# [HOW TO COMPLETE THIS TASK]
Exact reproduction of every record is required, and pictures are to be excluded.

Start of DATA PROVIDED

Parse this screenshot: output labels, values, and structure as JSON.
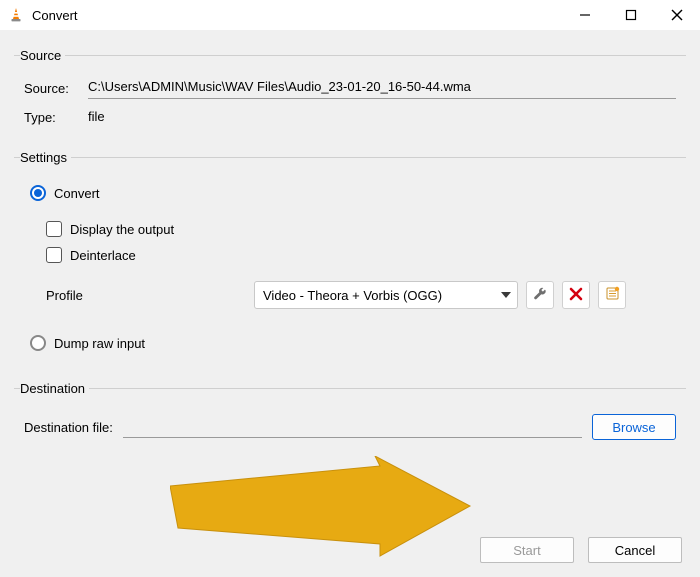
{
  "window": {
    "title": "Convert"
  },
  "source": {
    "legend": "Source",
    "source_label": "Source:",
    "source_value": "C:\\Users\\ADMIN\\Music\\WAV Files\\Audio_23-01-20_16-50-44.wma",
    "type_label": "Type:",
    "type_value": "file"
  },
  "settings": {
    "legend": "Settings",
    "convert_label": "Convert",
    "display_output_label": "Display the output",
    "deinterlace_label": "Deinterlace",
    "profile_label": "Profile",
    "profile_value": "Video - Theora + Vorbis (OGG)",
    "dump_raw_label": "Dump raw input"
  },
  "destination": {
    "legend": "Destination",
    "dest_file_label": "Destination file:",
    "dest_file_value": "",
    "browse_label": "Browse"
  },
  "footer": {
    "start_label": "Start",
    "cancel_label": "Cancel"
  },
  "icons": {
    "wrench": "wrench-icon",
    "delete": "delete-icon",
    "new_profile": "new-profile-icon"
  }
}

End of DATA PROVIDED

# [ANSWER FOR THE TASK]
Parse this screenshot: output labels, values, and structure as JSON.
{
  "window": {
    "title": "Convert"
  },
  "source": {
    "legend": "Source",
    "source_label": "Source:",
    "source_value": "C:\\Users\\ADMIN\\Music\\WAV Files\\Audio_23-01-20_16-50-44.wma",
    "type_label": "Type:",
    "type_value": "file"
  },
  "settings": {
    "legend": "Settings",
    "convert_label": "Convert",
    "display_output_label": "Display the output",
    "deinterlace_label": "Deinterlace",
    "profile_label": "Profile",
    "profile_value": "Video - Theora + Vorbis (OGG)",
    "dump_raw_label": "Dump raw input"
  },
  "destination": {
    "legend": "Destination",
    "dest_file_label": "Destination file:",
    "dest_file_value": "",
    "browse_label": "Browse"
  },
  "footer": {
    "start_label": "Start",
    "cancel_label": "Cancel"
  },
  "icons": {
    "wrench": "wrench-icon",
    "delete": "delete-icon",
    "new_profile": "new-profile-icon"
  }
}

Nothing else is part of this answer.